“I had a gun, yes
Cause it drove me crazy
To see white boys
Making money –
From my ancestors music;
Was I planning on murd’rin?
But when Brian Jones
said he walked with Bob Johnson
The teeth in my head cringed:
“Man, you’re a charlatan”
Cause I’m Robert Johnson,
My cousin’s Fred Hampton,
My son is Bob Marley,
And my feet are Michael Jackson;
I’m a stumbling playground in the dark
a sobered addict who can’t get drunk –
If you want to meet the Devil,
I’ll show him you
In a mirror that refracts,
All you see, think, & do –”
This was all I remember blaring from my cousin’s speaker; a sonic assault of sophisticated
beats; finessed bass drum, and threatening guitars – all in righteous synchronicity against
the foolish belief that the Rolling Stones had devised blues music.
I still did not understand Rap or Punk. But I knew if Malcolm X had been a punk poet
perhaps he’d have been part of that crazy band; the way Pryor Electric’s guitar sounded
it was as if the razor sharp acid humor of Malcolm had been tossing out the riffs.
And those words…while I could not comprehend the literal or psychological implication of
them– I had felt them deep down inside.
I felt the same way about Chuck D many years later.
The same place where music beyond my intellectual grasp made sense in my gut. In the
The place I‘d visit repeatedly over the next decade and eventually reside…
It was the place my grandfather often took me to, in those rare drunken boat nights when
Rimbaud was just as strident in his un-schooled heart as Malcolm X.
Grandpa fought during World War II, but the war he fought was an internal one and a far
more domestic one.
Not many paupers become princes.
But Ralph Latimoore, hailing from a den of thieves and pimps from Port of Spain Trinidad,
became known as the Mayor of Harlem just as the 1950’s wheezed its way into the
Technicolor revolution known as Civil Rights – his barbershop in Harlem, comfortably on 114
and St. Nick –
His red hands
Cutting the red hair
Of the man known as Malcolm X.
There was something boldly beautiful about Grandpa; a vase of flowers, Sam the Man
Taylor’s “Harlem Nocturne” fumigating the soul on a Sunday morning, his insistence on
good manners and saying “sir” (like Malcolm) , his take no prisoners attitude when
defending the weak or oppressed.
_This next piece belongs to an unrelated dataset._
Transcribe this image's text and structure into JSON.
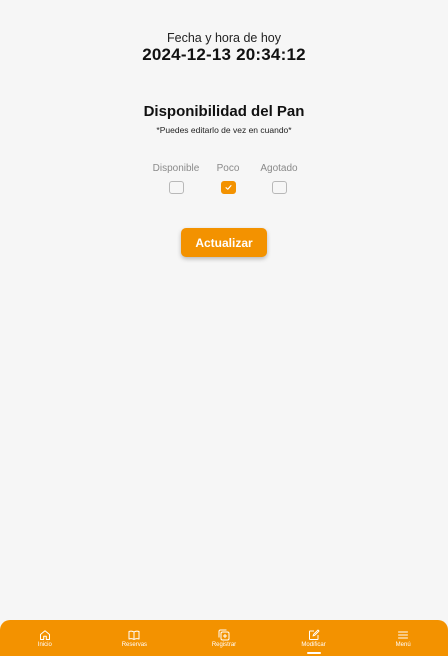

Later in his life, he always said he was the weakest of them all –
Because he hadn’t batted an eye the day he placed that fatal bet,
The day he announced to his stewards in tow:
“I bet you twenty to one that man don’t make it to 40.”
“Who? The muslin boy?”
“Muslin’s a fabric, you fool – Red’s a Muslim.”
“Eh-eh. And he ain’t no boy, nah. He’s Malcolm X. He’s a man. And that’s why they’ll
make sure he don’t live to see 40.”
“Well we over 40…”
“We not a threat. Well. Not yet.”
They placed their bets. Two of the men thought Grandpa was paranoid.
He never spoke about Malcolm’s death, only that a profound silence and emptiness
pervaded Harlem like an echo chamber of the soul, butterflies of the aorta.
He never placed a bet again and was absolutely convinced—
that the system used his recklessness and apostate ways
To kill one of America’s
– And the world’s –
Last shining prince: El-Hajj Malik El-Shabazz — Brother Malcolm X.
(written for & originally published in “The Day After MLK” program/zine at the Nuyorican Poets Cafe, April 2014)